Records to process:

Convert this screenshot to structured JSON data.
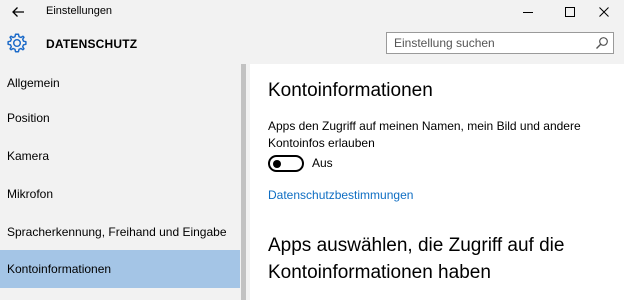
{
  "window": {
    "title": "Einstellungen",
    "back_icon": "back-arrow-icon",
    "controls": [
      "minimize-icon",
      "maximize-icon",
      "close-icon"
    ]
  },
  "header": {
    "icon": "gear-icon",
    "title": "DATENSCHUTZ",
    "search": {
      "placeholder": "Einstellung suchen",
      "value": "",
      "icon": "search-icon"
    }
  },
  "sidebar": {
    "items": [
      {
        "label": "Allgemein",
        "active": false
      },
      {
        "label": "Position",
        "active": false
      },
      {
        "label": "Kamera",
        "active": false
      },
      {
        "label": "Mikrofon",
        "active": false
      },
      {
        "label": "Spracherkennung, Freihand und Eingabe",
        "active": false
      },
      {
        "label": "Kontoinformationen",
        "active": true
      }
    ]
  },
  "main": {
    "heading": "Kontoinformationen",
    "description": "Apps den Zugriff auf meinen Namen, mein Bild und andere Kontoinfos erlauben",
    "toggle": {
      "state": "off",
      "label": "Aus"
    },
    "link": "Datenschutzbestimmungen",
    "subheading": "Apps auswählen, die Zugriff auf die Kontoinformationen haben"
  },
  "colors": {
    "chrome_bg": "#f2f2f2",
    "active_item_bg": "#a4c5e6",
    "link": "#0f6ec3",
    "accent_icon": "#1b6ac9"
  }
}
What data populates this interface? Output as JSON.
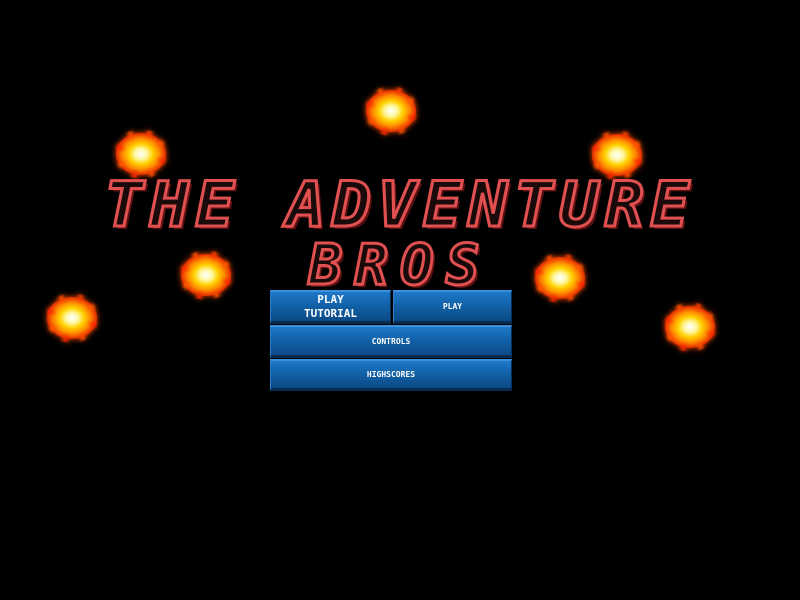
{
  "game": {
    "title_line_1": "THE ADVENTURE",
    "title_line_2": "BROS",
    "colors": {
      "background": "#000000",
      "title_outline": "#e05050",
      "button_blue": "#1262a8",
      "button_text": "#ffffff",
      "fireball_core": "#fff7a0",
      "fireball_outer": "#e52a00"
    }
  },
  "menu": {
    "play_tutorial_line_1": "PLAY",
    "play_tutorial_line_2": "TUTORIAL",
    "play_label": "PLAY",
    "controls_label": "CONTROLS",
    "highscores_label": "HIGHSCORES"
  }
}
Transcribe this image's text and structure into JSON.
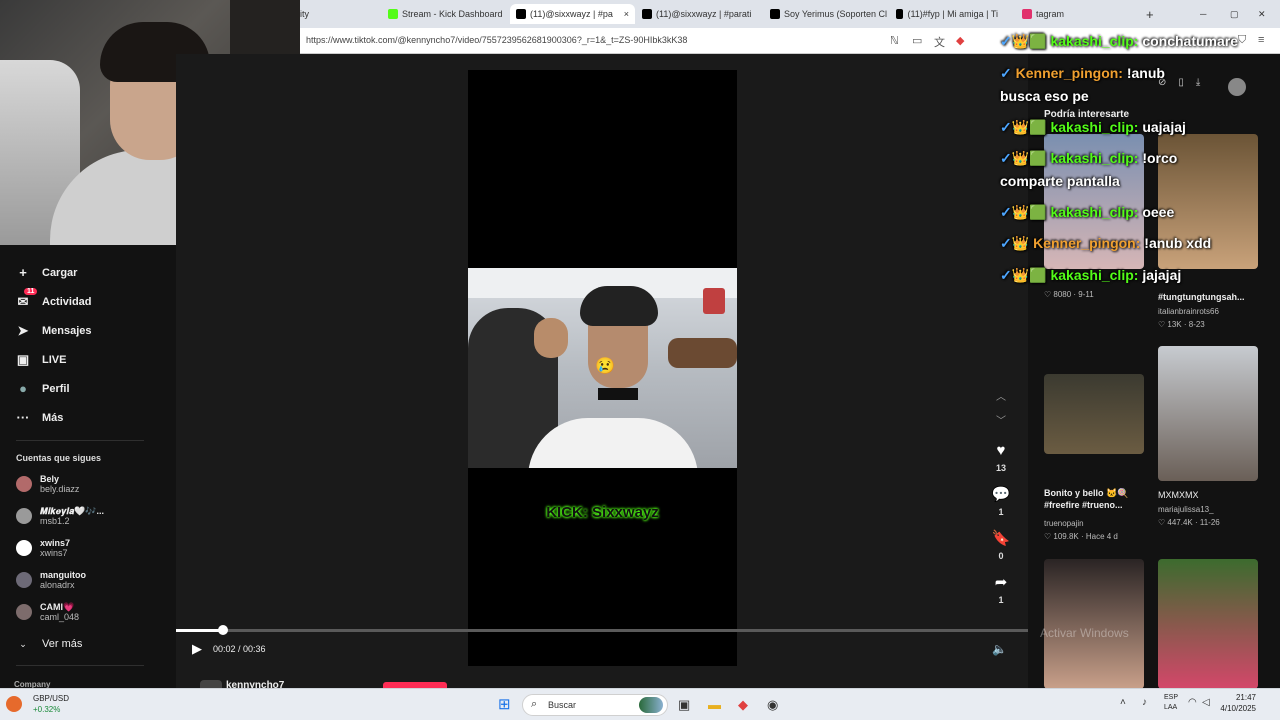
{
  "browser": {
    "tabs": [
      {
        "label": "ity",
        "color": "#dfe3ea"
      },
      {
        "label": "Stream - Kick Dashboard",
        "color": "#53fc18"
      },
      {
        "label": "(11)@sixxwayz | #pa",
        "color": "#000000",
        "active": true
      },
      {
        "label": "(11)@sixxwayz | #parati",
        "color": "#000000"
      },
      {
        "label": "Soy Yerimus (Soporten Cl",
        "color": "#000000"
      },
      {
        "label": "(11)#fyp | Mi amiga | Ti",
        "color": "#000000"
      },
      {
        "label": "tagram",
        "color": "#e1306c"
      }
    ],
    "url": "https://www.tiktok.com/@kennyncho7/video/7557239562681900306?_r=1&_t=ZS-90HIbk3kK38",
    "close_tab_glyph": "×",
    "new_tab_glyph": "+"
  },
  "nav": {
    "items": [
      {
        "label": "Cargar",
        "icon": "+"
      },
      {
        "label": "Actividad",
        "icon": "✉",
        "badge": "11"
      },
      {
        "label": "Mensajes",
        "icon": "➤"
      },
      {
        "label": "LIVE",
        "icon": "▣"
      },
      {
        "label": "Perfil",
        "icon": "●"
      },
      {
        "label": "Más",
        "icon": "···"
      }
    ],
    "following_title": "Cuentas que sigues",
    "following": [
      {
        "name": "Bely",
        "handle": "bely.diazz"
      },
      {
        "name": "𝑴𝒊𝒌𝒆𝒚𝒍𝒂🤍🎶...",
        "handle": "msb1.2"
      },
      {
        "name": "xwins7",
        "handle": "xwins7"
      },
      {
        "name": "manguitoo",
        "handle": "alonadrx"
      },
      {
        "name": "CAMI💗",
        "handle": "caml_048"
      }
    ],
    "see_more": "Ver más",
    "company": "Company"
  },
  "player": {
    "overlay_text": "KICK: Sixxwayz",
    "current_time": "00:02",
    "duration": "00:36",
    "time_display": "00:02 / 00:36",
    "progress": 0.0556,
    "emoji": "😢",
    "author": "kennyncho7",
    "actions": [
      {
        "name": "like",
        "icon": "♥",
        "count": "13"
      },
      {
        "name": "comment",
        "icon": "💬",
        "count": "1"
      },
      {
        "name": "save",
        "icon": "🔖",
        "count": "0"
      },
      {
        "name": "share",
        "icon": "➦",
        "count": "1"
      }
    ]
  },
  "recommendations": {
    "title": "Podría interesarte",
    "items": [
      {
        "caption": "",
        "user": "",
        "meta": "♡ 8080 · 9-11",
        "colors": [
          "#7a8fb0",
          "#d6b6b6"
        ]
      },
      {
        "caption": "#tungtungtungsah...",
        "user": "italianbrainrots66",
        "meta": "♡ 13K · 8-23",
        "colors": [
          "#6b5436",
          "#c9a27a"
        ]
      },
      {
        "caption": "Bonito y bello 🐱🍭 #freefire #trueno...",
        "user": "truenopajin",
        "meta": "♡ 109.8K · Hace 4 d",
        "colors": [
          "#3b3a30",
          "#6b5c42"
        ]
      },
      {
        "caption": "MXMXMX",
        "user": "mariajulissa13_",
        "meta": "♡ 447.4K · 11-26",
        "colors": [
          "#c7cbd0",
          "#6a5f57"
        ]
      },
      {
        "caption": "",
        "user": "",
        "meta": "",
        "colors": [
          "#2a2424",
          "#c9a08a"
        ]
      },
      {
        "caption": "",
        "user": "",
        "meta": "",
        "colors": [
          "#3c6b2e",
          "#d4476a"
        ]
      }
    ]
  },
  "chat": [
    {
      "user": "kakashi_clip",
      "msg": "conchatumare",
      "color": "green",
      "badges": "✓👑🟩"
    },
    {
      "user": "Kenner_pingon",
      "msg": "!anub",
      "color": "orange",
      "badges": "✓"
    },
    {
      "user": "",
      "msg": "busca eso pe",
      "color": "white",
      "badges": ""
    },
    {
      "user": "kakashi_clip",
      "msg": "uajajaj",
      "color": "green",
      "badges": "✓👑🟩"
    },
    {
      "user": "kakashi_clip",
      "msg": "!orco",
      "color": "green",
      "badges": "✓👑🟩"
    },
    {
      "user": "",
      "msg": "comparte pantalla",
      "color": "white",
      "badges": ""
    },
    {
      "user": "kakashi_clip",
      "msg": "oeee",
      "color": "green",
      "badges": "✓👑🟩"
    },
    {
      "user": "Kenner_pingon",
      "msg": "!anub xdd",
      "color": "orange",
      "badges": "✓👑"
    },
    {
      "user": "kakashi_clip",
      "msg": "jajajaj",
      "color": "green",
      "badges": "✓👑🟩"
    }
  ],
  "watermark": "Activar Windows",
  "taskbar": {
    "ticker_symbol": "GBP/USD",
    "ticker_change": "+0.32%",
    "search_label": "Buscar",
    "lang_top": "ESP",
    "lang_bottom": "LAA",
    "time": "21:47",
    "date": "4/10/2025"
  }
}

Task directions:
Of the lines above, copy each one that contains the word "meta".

Solution below:
        "meta": "♡ 8080 · 9-11",
        "meta": "♡ 13K · 8-23",
        "meta": "♡ 109.8K · Hace 4 d",
        "meta": "♡ 447.4K · 11-26",
        "meta": "",
        "meta": "",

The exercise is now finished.